Task directions: Each line below that includes "content" counts once; report the total and nothing more.

----- Information given -----

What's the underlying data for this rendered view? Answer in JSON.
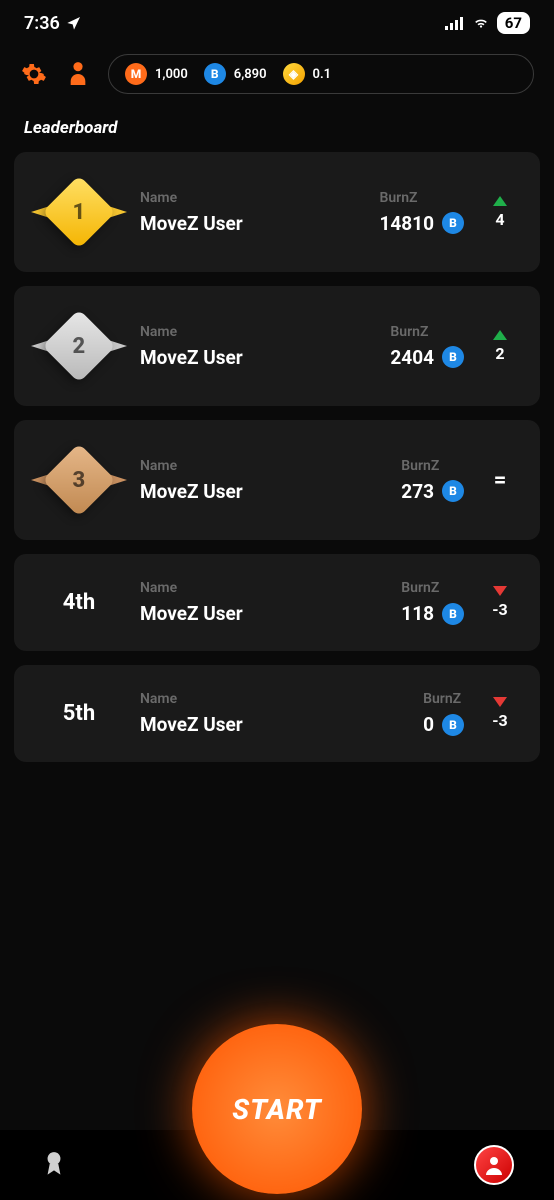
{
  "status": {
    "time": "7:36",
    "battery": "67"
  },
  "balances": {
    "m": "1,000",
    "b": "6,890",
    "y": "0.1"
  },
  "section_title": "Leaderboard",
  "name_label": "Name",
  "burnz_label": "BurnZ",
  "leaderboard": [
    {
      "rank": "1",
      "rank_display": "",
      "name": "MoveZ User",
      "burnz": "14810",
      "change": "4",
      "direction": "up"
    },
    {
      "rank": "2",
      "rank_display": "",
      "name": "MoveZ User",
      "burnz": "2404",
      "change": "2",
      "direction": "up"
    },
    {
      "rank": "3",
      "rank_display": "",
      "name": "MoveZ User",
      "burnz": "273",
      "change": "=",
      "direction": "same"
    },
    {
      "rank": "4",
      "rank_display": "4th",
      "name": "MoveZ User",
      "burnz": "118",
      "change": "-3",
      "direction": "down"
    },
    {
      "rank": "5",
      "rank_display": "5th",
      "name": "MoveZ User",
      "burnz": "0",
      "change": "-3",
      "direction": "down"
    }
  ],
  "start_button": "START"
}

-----
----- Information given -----

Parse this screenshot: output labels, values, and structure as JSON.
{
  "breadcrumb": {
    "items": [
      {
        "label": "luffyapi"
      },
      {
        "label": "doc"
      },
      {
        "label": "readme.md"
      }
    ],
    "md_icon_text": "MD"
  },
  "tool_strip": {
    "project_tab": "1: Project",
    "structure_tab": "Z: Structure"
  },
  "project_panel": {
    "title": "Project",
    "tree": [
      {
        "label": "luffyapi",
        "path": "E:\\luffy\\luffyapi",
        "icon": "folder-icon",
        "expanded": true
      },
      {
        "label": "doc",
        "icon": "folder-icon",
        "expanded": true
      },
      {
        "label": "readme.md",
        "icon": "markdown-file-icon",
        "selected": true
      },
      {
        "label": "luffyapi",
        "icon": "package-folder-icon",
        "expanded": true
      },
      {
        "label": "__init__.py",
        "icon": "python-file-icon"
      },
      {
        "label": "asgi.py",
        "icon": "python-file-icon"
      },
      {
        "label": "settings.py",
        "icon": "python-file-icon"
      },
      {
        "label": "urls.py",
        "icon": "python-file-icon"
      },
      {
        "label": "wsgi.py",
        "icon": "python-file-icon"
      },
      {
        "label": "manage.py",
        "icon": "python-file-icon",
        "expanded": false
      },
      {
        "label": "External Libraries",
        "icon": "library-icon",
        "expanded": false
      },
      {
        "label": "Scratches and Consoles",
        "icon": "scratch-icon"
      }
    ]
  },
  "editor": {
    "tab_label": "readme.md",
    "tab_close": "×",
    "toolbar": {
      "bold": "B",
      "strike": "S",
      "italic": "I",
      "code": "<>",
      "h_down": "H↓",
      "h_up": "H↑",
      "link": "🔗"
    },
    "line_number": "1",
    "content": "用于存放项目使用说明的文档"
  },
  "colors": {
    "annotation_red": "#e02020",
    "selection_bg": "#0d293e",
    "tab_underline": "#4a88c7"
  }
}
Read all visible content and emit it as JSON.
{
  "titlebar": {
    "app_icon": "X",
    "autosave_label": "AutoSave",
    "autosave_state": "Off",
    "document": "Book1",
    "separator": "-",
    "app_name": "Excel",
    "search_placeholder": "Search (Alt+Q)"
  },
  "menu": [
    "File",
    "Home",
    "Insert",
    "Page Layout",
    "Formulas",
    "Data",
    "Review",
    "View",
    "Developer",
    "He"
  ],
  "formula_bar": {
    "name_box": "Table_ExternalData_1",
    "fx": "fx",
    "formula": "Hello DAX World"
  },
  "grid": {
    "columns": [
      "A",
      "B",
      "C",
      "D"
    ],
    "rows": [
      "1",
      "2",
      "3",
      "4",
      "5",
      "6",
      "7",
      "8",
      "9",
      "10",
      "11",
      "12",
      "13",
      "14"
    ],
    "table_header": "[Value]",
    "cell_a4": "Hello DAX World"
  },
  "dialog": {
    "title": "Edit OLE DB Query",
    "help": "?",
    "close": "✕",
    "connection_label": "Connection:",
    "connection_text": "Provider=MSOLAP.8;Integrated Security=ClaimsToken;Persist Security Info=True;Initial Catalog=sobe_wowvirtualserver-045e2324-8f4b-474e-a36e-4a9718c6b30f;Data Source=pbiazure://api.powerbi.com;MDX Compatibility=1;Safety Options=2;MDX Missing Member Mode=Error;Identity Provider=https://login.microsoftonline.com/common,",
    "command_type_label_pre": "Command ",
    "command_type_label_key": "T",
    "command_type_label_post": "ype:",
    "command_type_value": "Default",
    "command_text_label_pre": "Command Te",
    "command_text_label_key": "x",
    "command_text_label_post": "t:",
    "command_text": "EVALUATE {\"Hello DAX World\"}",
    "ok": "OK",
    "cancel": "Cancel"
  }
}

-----

Finished exercise: 2